#### Task details
What is needed is a copy of each line in the listing that contains "ounces".

#### Source data
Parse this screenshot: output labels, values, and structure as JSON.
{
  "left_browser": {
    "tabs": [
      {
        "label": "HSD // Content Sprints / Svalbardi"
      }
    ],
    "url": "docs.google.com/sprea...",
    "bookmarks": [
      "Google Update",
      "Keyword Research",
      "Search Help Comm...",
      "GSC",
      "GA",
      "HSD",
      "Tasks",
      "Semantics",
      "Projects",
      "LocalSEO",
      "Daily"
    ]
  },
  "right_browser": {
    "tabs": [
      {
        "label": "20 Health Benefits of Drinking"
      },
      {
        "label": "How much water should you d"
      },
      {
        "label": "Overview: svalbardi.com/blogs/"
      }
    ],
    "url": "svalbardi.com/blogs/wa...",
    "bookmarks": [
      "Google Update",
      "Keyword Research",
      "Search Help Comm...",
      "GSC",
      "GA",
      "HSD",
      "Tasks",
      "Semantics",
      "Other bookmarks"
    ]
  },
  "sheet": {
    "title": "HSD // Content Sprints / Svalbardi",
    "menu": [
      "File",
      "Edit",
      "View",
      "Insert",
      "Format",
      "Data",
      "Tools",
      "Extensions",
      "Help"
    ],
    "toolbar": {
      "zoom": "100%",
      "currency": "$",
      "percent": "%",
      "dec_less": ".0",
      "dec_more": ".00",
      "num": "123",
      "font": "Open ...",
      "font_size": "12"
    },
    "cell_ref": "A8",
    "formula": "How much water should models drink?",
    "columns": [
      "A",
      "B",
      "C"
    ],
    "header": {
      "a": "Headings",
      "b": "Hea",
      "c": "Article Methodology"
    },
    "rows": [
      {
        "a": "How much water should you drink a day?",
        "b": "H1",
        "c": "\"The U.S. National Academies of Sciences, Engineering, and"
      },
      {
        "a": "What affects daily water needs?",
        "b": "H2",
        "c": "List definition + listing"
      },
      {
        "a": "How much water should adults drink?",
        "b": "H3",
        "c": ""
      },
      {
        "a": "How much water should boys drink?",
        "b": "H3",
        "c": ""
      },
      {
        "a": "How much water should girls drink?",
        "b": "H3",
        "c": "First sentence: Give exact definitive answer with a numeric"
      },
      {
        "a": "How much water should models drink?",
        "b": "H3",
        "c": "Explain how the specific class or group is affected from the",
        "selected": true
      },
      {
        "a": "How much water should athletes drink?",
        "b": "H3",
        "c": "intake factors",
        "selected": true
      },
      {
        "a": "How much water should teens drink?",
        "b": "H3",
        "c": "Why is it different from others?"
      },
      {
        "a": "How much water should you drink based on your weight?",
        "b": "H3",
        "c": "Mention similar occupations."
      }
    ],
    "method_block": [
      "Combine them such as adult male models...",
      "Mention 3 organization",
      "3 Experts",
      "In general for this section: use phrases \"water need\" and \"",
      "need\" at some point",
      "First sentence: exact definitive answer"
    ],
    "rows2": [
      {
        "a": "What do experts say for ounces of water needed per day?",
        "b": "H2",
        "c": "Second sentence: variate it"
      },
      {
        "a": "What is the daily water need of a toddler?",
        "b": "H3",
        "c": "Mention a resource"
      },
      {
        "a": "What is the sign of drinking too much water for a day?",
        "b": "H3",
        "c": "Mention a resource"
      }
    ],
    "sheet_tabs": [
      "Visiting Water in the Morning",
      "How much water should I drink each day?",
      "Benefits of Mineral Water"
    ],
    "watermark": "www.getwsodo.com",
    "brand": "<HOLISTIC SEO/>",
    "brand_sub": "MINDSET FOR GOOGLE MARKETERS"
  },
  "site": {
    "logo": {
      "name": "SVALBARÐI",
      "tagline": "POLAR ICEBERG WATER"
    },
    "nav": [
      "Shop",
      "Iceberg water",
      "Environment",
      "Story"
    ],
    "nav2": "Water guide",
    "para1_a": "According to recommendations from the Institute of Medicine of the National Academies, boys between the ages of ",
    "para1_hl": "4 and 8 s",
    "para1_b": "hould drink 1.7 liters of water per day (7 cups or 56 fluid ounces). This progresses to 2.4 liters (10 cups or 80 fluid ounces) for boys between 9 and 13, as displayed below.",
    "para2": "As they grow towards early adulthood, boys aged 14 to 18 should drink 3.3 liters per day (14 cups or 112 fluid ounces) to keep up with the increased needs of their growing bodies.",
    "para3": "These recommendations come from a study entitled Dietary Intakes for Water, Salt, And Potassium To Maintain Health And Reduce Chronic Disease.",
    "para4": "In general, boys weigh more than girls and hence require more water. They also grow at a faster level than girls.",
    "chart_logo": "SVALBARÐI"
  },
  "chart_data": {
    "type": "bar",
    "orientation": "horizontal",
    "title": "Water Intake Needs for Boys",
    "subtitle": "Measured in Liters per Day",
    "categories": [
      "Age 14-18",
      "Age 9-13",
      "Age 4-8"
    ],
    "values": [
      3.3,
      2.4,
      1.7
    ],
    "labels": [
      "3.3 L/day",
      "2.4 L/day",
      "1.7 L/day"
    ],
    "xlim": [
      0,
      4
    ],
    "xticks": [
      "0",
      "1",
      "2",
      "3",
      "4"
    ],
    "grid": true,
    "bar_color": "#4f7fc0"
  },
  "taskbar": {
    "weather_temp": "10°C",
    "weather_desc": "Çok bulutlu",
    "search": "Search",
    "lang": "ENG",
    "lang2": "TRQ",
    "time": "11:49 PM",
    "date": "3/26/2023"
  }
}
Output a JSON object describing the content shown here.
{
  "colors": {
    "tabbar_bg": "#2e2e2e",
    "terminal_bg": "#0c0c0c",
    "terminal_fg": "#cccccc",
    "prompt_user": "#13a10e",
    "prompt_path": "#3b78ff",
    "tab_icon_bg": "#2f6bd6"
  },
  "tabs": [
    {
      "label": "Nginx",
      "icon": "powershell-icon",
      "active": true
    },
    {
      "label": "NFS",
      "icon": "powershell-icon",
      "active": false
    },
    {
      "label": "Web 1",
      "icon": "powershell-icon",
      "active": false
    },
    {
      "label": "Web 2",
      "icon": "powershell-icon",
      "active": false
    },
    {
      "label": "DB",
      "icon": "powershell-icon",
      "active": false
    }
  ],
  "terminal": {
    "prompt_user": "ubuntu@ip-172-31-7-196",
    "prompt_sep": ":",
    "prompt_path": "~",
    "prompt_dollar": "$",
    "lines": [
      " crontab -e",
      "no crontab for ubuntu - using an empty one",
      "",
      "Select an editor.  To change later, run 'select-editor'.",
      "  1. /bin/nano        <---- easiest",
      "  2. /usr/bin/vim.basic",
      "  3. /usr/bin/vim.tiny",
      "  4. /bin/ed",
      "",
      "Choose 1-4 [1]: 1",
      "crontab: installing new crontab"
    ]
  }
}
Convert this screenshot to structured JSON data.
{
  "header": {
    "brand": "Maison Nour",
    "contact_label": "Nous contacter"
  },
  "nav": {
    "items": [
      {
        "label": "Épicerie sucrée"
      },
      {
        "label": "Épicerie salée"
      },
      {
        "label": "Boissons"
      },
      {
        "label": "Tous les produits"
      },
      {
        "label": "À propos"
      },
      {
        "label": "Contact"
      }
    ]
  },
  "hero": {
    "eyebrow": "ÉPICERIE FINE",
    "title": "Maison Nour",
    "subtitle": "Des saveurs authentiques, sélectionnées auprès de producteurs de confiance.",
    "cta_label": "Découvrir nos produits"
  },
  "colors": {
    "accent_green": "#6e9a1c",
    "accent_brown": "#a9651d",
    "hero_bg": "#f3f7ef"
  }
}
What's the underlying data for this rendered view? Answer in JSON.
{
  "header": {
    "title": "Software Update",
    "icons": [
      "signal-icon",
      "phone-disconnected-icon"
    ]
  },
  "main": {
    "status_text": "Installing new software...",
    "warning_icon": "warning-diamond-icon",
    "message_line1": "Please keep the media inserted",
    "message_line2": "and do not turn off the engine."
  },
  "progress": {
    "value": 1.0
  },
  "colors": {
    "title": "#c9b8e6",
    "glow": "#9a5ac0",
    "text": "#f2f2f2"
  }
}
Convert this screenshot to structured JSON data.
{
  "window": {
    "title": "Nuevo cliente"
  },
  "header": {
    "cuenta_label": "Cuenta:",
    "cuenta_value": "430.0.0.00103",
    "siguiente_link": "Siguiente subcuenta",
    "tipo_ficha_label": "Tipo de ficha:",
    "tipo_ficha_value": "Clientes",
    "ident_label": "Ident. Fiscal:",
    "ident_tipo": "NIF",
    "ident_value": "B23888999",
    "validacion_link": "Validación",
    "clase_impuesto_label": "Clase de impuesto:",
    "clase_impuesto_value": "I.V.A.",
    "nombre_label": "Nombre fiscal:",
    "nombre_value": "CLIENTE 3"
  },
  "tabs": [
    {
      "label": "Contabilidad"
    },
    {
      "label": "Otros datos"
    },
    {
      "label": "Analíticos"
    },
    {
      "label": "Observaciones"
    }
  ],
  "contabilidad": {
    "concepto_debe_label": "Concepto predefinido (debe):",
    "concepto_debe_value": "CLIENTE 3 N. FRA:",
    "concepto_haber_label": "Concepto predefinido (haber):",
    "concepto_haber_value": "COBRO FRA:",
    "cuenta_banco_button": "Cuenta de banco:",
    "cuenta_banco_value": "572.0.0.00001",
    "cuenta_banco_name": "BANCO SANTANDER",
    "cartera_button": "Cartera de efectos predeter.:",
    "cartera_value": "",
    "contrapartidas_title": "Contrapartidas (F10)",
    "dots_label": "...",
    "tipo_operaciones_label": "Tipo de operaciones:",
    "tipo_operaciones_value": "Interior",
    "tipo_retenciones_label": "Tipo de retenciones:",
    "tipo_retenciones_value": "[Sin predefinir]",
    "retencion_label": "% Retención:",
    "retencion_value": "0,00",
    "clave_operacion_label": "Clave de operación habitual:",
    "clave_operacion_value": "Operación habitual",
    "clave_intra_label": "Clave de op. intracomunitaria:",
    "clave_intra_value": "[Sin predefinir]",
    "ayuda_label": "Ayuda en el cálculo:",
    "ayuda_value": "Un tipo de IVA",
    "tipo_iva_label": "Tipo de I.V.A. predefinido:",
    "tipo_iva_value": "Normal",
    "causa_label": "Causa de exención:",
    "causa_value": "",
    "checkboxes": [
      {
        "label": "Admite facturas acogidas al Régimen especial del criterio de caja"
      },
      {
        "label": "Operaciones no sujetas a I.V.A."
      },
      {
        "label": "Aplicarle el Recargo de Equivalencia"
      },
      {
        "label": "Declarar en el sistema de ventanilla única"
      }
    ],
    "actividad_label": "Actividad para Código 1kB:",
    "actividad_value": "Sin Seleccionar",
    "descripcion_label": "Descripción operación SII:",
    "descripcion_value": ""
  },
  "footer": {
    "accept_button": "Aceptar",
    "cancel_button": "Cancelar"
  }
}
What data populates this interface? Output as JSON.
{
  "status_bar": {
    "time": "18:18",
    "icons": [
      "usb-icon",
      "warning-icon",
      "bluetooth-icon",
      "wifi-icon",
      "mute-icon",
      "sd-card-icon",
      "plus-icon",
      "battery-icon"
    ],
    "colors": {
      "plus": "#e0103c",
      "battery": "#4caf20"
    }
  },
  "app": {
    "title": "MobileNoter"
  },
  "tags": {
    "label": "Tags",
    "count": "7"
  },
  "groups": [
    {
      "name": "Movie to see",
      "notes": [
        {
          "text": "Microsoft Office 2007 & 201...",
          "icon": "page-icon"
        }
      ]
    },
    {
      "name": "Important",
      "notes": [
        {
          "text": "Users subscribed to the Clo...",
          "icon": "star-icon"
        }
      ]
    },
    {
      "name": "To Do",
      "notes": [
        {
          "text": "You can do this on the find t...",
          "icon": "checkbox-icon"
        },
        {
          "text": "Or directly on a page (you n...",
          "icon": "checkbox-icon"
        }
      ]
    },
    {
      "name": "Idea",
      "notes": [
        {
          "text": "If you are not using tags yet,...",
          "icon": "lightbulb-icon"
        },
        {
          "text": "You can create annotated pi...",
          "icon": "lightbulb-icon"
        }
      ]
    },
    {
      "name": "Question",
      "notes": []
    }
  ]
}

#### Output for this exercise
        "a": "What do experts say for ounces of water needed per day?",
    "para1_b": "hould drink 1.7 liters of water per day (7 cups or 56 fluid ounces). This progresses to 2.4 liters (10 cups or 80 fluid ounces) for boys between 9 and 13, as displayed below.",
    "para2": "As they grow towards early adulthood, boys aged 14 to 18 should drink 3.3 liters per day (14 cups or 112 fluid ounces) to keep up with the increased needs of their growing bodies.",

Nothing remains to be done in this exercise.